You helpless, foolish man,
I love you all I can,
It is like what we imagine knowledge to be dark, salt, clear, moving, utterly free, drawn from the cold hard mouth of the world, derived from the rocky breast forever, flowing and drawn, and since our knowledge is historical, flowing, and flow.
They're too real to be a dream.
I am the color of wine, of tinta.
Should we have stayed at home and thought of here Where should we be today Is it right to be watching strangers in a play in this strangest of theatres
Sad friend, you cannot change.
The armored cars of dreams, contrived to let us do so many a dangerous thing.
His eyes beseeched my

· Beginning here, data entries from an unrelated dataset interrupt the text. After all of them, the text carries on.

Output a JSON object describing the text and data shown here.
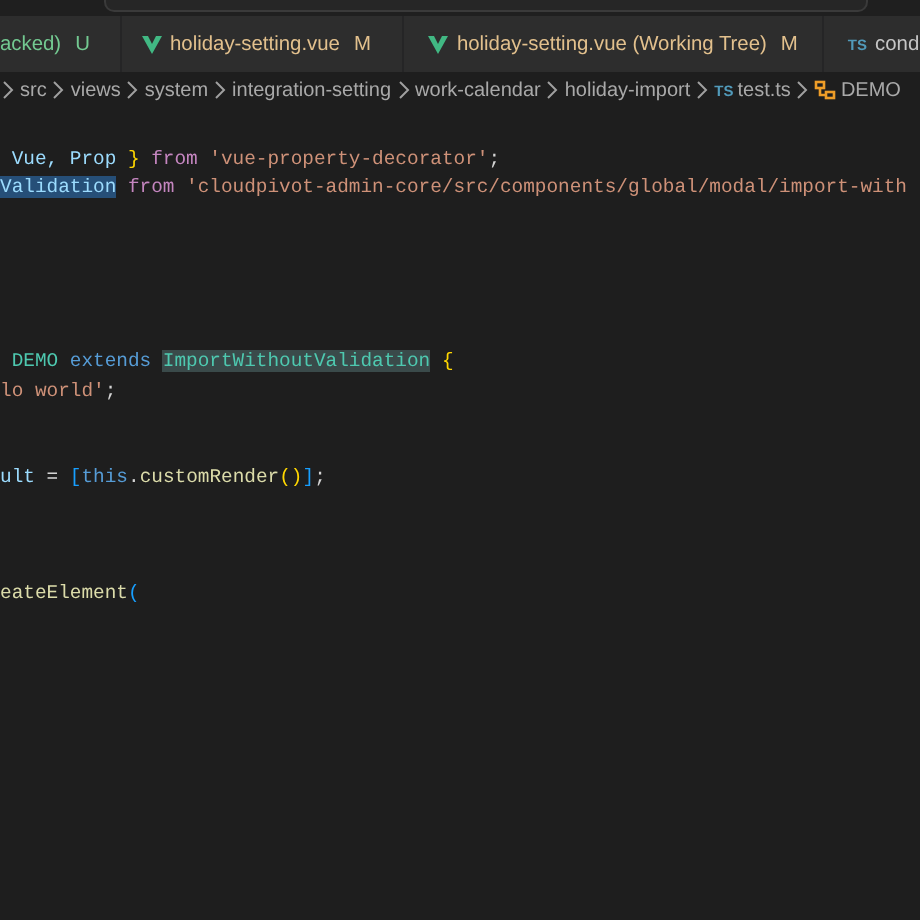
{
  "tabs": [
    {
      "kind": "plain",
      "label": "acked)",
      "badge": "U",
      "untracked": true,
      "modified": false
    },
    {
      "kind": "vue",
      "label": "holiday-setting.vue",
      "badge": "M",
      "untracked": false,
      "modified": true
    },
    {
      "kind": "vue",
      "label": "holiday-setting.vue (Working Tree)",
      "badge": "M",
      "untracked": false,
      "modified": true
    },
    {
      "kind": "ts",
      "icon_text": "TS",
      "label": "cond",
      "untracked": false,
      "modified": false
    }
  ],
  "breadcrumb": [
    {
      "kind": "folder",
      "label": "src"
    },
    {
      "kind": "folder",
      "label": "views"
    },
    {
      "kind": "folder",
      "label": "system"
    },
    {
      "kind": "folder",
      "label": "integration-setting"
    },
    {
      "kind": "folder",
      "label": "work-calendar"
    },
    {
      "kind": "folder",
      "label": "holiday-import"
    },
    {
      "kind": "ts",
      "icon_text": "TS",
      "label": "test.ts"
    },
    {
      "kind": "class",
      "label": "DEMO"
    }
  ],
  "code_lines": [
    {
      "kind": "blank"
    },
    {
      "kind": "code",
      "tokens": [
        {
          "text": " Vue, Prop ",
          "kind": "variable"
        },
        {
          "text": "}",
          "kind": "bracket"
        },
        {
          "text": " from ",
          "kind": "keyword"
        },
        {
          "text": "'vue-property-decorator'",
          "kind": "string"
        },
        {
          "text": ";",
          "kind": "plain"
        }
      ]
    },
    {
      "kind": "code",
      "tokens": [
        {
          "text": "Validation",
          "kind": "variable",
          "selected": true
        },
        {
          "text": " from ",
          "kind": "keyword"
        },
        {
          "text": "'cloudpivot-admin-core/src/components/global/modal/import-with",
          "kind": "string"
        }
      ]
    },
    {
      "kind": "blank"
    },
    {
      "kind": "blank"
    },
    {
      "kind": "blank"
    },
    {
      "kind": "blank"
    },
    {
      "kind": "blank"
    },
    {
      "kind": "code",
      "tokens": [
        {
          "text": " DEMO ",
          "kind": "class"
        },
        {
          "text": "extends ",
          "kind": "storage"
        },
        {
          "text": "ImportWithoutValidation",
          "kind": "class",
          "highlighted": true
        },
        {
          "text": " {",
          "kind": "bracket"
        }
      ]
    },
    {
      "kind": "code",
      "tokens": [
        {
          "text": "lo world'",
          "kind": "string"
        },
        {
          "text": ";",
          "kind": "plain"
        }
      ]
    },
    {
      "kind": "blank"
    },
    {
      "kind": "blank"
    },
    {
      "kind": "code",
      "tokens": [
        {
          "text": "ult ",
          "kind": "variable"
        },
        {
          "text": "= ",
          "kind": "plain"
        },
        {
          "text": "[",
          "kind": "bracket2"
        },
        {
          "text": "this",
          "kind": "storage"
        },
        {
          "text": ".",
          "kind": "plain"
        },
        {
          "text": "customRender",
          "kind": "function"
        },
        {
          "text": "()",
          "kind": "bracket"
        },
        {
          "text": "]",
          "kind": "bracket2"
        },
        {
          "text": ";",
          "kind": "plain"
        }
      ]
    },
    {
      "kind": "blank"
    },
    {
      "kind": "blank"
    },
    {
      "kind": "blank"
    },
    {
      "kind": "code",
      "tokens": [
        {
          "text": "eateElement",
          "kind": "function"
        },
        {
          "text": "(",
          "kind": "bracket2"
        }
      ]
    }
  ]
}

The pigs stuck out their little feet and snored.
The whole shadow of Man is only as big as his hat.
Think of the long trip home.
I do not care for such stupidity.
Icebergs behoove the soul (Both being self-made from elements least visible) to see themselves fleshed, fair, erected, indivisible.
The world is wide; it still extends.
Love should be put into action!
The iceberg cuts its facets from within; Like jewelry from a grave.
What childishness is it that while there's breath of life in our bodies, we are determined to rush to see the sun the other way around?
All my life I have lived and behaved very much like the sandpiper - just running down the edges of different countries and continents, 'looking for something'.
Man or beast, that's good manners.
I lost two cities, lovely ones.
Land lies in water; it is shadowed green.
You were good to me, and I love you,
But I'm a doomed man.
The art of losing isn't hard to master; so many things seem filled with the intent to be lost that their loss is no disaster.
More Elizabeth Bishop Quotations (Based on Topics)
Man - Home - World - Love - Dreams - Fairness - Wisdom & Knowledge - Cities - Stupidity - Manner - Life - Fool - Danger & Risk - Water - Actions - Sadness - Friendship - Wine - Change - View All Elizabeth Bishop Quotations
Walt Whitman - Edgar Allan Poe - Alexander Pope - Thomas Middleton - Sophocles - Robert Service - Lucretius - Geoffrey Chaucer - Euripides - Edmund Spenser